'Kurosawa had an uncanny ability to draw from a global cultural heritage that incorporates Japanese art as well as Western theatrical drama, literature, cinema, and music,' Miyao says. 'This lecture examines Kurosawa's legacy from the perspective of the globalization of politics, economy, and culture.'
The Akira Kurosawa @100 series begins on Friday, September 10, and extends into December. It features 21 films, from acknowledged masterpieces such as Seven Samurai, Ikiru, and Throne of Blood to lesser-known films such as Kurosawa's directorial debuts Sanshiro Sugata I and II (1943-1945). Films are in Japanese with English subtitles.
The lecture and screenings will be in the MFAH's Brown Auditorium Theater. To purchase tickets or to examine the schedule of showings, visit www.mfah.org/film. No ticket is required for Miyao's talk or the reception.
For more information contact Fritz Lanham, director of programs, Asia Society Texas Center, 713-439-0051 Ext. 17 or [email protected].

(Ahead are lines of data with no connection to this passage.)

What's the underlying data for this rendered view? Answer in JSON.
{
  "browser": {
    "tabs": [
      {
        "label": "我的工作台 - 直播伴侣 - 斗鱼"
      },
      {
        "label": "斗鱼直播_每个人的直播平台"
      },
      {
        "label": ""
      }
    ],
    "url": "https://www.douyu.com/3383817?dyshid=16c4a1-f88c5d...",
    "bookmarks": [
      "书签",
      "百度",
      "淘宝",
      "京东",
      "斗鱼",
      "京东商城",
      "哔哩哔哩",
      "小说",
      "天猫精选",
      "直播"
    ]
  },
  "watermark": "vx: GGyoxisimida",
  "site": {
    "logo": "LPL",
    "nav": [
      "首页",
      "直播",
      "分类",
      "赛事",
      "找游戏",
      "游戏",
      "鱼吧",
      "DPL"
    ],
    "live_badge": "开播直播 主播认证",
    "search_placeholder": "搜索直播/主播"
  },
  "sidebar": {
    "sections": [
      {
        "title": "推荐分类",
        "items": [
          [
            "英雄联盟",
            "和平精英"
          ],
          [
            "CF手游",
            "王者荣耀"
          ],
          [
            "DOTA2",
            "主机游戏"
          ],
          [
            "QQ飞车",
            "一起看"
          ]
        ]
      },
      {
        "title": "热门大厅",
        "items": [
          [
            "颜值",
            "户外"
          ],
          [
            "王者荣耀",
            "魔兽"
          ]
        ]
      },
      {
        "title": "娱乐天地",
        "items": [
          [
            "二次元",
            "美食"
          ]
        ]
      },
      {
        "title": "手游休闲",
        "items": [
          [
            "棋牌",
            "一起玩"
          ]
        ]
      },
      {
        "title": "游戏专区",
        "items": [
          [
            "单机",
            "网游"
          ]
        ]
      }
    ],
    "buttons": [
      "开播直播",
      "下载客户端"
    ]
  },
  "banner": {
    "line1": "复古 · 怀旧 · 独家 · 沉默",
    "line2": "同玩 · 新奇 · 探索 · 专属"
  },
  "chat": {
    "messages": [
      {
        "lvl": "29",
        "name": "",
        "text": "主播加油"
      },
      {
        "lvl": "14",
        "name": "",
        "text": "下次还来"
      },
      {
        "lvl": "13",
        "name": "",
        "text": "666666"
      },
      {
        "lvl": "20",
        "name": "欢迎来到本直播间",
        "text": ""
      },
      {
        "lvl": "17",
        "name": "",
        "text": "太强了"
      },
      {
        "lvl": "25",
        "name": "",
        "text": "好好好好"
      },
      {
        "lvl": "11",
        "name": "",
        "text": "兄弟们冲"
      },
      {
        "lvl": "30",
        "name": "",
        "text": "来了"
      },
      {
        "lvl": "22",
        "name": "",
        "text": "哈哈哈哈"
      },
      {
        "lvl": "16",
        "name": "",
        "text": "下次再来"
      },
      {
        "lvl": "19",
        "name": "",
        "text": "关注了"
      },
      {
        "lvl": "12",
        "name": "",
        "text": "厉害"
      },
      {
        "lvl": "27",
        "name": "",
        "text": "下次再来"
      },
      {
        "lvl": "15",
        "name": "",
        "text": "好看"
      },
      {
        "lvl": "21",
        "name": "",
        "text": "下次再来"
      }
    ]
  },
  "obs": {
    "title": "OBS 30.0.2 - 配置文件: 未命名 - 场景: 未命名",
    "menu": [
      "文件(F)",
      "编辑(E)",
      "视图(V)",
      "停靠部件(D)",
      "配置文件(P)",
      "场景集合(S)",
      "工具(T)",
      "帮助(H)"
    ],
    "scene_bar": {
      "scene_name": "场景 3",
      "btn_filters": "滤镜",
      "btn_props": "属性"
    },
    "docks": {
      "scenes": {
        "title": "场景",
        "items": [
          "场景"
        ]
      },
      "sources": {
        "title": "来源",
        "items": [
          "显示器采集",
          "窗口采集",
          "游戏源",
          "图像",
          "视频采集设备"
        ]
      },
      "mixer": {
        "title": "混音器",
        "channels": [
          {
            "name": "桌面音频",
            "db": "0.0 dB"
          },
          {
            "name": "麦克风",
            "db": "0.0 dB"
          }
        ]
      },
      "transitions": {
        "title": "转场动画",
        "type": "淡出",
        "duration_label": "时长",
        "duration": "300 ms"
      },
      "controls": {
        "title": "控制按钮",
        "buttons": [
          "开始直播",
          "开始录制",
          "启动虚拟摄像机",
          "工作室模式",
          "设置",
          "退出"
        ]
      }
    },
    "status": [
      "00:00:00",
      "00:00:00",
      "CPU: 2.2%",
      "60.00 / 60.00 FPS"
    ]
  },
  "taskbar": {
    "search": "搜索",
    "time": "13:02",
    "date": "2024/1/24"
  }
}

Asia Society Texas Center and Museum of Fine Arts, Houston, would like to give special thanks to Sarah Finklea and Brian Belovarac, Janus Films; Grant Tompkins and Mari Imaizumi, Japan Foundation of New York; Jim Sinclair, Pacific Cin??math?Nque; Kazuyuki Akiyama and Ryan Pauley, Consulate General of Japan at Houston; Carl Rosa, Japan America Society of Houston; the Houston Film Critics Society; and the Sushi Club.